--- What to work on ---
The complete set of records should be given again verbatim.

--- Given records ---
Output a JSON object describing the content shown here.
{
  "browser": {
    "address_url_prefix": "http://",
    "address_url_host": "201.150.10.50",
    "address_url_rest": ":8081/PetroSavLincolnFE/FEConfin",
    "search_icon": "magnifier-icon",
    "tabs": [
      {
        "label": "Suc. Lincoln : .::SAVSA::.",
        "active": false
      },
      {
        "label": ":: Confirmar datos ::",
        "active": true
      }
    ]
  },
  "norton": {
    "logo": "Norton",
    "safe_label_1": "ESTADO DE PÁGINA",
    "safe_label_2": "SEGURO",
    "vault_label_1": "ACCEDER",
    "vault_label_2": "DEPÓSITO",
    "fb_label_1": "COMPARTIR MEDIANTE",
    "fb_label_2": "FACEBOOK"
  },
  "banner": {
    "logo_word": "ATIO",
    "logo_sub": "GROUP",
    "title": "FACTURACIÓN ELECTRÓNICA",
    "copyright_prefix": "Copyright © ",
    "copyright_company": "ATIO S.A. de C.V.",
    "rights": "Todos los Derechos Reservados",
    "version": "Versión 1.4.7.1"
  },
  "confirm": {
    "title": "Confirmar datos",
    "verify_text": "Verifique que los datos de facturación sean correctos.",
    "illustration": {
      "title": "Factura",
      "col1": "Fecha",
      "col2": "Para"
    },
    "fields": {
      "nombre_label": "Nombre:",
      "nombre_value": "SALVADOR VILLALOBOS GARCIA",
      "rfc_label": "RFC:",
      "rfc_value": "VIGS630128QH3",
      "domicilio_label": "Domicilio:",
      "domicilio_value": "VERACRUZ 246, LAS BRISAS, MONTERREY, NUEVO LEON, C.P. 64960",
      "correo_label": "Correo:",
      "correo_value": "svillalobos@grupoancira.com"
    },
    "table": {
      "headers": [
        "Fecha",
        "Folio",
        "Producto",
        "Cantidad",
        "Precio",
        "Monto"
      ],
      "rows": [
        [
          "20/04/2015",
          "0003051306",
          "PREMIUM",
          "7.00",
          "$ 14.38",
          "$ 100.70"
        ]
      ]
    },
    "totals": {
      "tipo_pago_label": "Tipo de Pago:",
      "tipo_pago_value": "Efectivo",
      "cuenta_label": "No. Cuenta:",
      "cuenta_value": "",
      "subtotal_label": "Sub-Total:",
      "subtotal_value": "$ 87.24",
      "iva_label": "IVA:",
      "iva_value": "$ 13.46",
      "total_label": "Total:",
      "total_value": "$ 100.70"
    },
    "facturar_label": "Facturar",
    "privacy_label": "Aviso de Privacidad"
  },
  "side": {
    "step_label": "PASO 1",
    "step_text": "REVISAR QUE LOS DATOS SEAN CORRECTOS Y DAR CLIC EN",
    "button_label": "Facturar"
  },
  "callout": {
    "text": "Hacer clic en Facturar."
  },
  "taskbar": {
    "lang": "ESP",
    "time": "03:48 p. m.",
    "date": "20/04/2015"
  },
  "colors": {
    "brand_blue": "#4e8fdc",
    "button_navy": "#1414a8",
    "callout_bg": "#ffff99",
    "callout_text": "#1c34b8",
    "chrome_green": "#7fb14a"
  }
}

--- Solution to the problem ---
Output a JSON object describing the content shown here.
{
  "browser": {
    "address_url_prefix": "http://",
    "address_url_host": "201.150.10.50",
    "address_url_rest": ":8081/PetroSavLincolnFE/FEConfin",
    "search_icon": "magnifier-icon",
    "tabs": [
      {
        "label": "Suc. Lincoln : .::SAVSA::.",
        "active": false
      },
      {
        "label": ":: Confirmar datos ::",
        "active": true
      }
    ]
  },
  "norton": {
    "logo": "Norton",
    "safe_label_1": "ESTADO DE PÁGINA",
    "safe_label_2": "SEGURO",
    "vault_label_1": "ACCEDER",
    "vault_label_2": "DEPÓSITO",
    "fb_label_1": "COMPARTIR MEDIANTE",
    "fb_label_2": "FACEBOOK"
  },
  "banner": {
    "logo_word": "ATIO",
    "logo_sub": "GROUP",
    "title": "FACTURACIÓN ELECTRÓNICA",
    "copyright_prefix": "Copyright © ",
    "copyright_company": "ATIO S.A. de C.V.",
    "rights": "Todos los Derechos Reservados",
    "version": "Versión 1.4.7.1"
  },
  "confirm": {
    "title": "Confirmar datos",
    "verify_text": "Verifique que los datos de facturación sean correctos.",
    "illustration": {
      "title": "Factura",
      "col1": "Fecha",
      "col2": "Para"
    },
    "fields": {
      "nombre_label": "Nombre:",
      "nombre_value": "SALVADOR VILLALOBOS GARCIA",
      "rfc_label": "RFC:",
      "rfc_value": "VIGS630128QH3",
      "domicilio_label": "Domicilio:",
      "domicilio_value": "VERACRUZ 246, LAS BRISAS, MONTERREY, NUEVO LEON, C.P. 64960",
      "correo_label": "Correo:",
      "correo_value": "svillalobos@grupoancira.com"
    },
    "table": {
      "headers": [
        "Fecha",
        "Folio",
        "Producto",
        "Cantidad",
        "Precio",
        "Monto"
      ],
      "rows": [
        [
          "20/04/2015",
          "0003051306",
          "PREMIUM",
          "7.00",
          "$ 14.38",
          "$ 100.70"
        ]
      ]
    },
    "totals": {
      "tipo_pago_label": "Tipo de Pago:",
      "tipo_pago_value": "Efectivo",
      "cuenta_label": "No. Cuenta:",
      "cuenta_value": "",
      "subtotal_label": "Sub-Total:",
      "subtotal_value": "$ 87.24",
      "iva_label": "IVA:",
      "iva_value": "$ 13.46",
      "total_label": "Total:",
      "total_value": "$ 100.70"
    },
    "facturar_label": "Facturar",
    "privacy_label": "Aviso de Privacidad"
  },
  "side": {
    "step_label": "PASO 1",
    "step_text": "REVISAR QUE LOS DATOS SEAN CORRECTOS Y DAR CLIC EN",
    "button_label": "Facturar"
  },
  "callout": {
    "text": "Hacer clic en Facturar."
  },
  "taskbar": {
    "lang": "ESP",
    "time": "03:48 p. m.",
    "date": "20/04/2015"
  },
  "colors": {
    "brand_blue": "#4e8fdc",
    "button_navy": "#1414a8",
    "callout_bg": "#ffff99",
    "callout_text": "#1c34b8",
    "chrome_green": "#7fb14a"
  }
}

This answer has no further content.